*** Opening of Data section ***

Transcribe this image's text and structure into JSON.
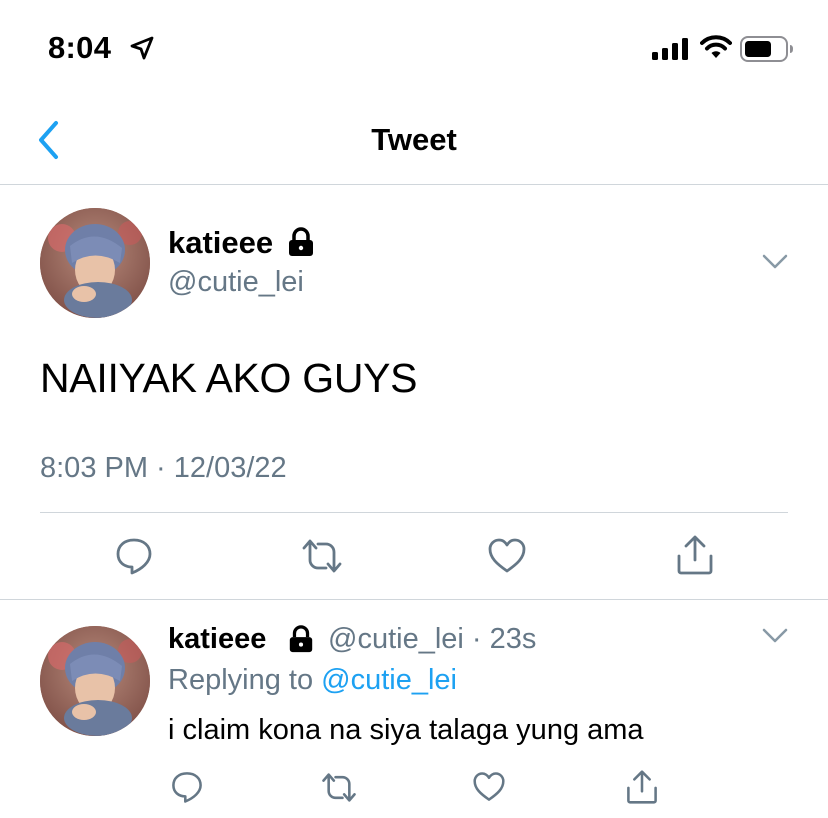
{
  "status_bar": {
    "time": "8:04",
    "location_icon": "location-arrow-icon",
    "signal_icon": "cellular-signal-icon",
    "wifi_icon": "wifi-icon",
    "battery_icon": "battery-icon"
  },
  "nav": {
    "back_icon": "chevron-left-icon",
    "title": "Tweet"
  },
  "main_tweet": {
    "display_name": "katieee",
    "protected_icon": "lock-icon",
    "handle": "@cutie_lei",
    "text": "NAIIYAK AKO GUYS",
    "timestamp": "8:03 PM · 12/03/22",
    "actions": [
      "reply-icon",
      "retweet-icon",
      "like-icon",
      "share-icon"
    ]
  },
  "reply_tweet": {
    "display_name": "katieee",
    "protected_icon": "lock-icon",
    "handle_time": "@cutie_lei · 23s",
    "replying_to_label": "Replying to ",
    "replying_to_user": "@cutie_lei",
    "text": "i claim kona na siya talaga yung ama",
    "actions": [
      "reply-icon",
      "retweet-icon",
      "like-icon",
      "share-icon"
    ]
  },
  "colors": {
    "accent": "#1da1f2",
    "secondary_text": "#657786",
    "divider": "#d0d6db",
    "icon_gray": "#657786"
  }
}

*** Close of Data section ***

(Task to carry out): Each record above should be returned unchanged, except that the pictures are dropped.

(Exercise output):
Transcribe this image's text and structure into JSON.
{
  "status_bar": {
    "time": "8:04",
    "location_icon": "location-arrow-icon",
    "signal_icon": "cellular-signal-icon",
    "wifi_icon": "wifi-icon",
    "battery_icon": "battery-icon"
  },
  "nav": {
    "back_icon": "chevron-left-icon",
    "title": "Tweet"
  },
  "main_tweet": {
    "display_name": "katieee",
    "protected_icon": "lock-icon",
    "handle": "@cutie_lei",
    "text": "NAIIYAK AKO GUYS",
    "timestamp": "8:03 PM · 12/03/22",
    "actions": [
      "reply-icon",
      "retweet-icon",
      "like-icon",
      "share-icon"
    ]
  },
  "reply_tweet": {
    "display_name": "katieee",
    "protected_icon": "lock-icon",
    "handle_time": "@cutie_lei · 23s",
    "replying_to_label": "Replying to ",
    "replying_to_user": "@cutie_lei",
    "text": "i claim kona na siya talaga yung ama",
    "actions": [
      "reply-icon",
      "retweet-icon",
      "like-icon",
      "share-icon"
    ]
  },
  "colors": {
    "accent": "#1da1f2",
    "secondary_text": "#657786",
    "divider": "#d0d6db",
    "icon_gray": "#657786"
  }
}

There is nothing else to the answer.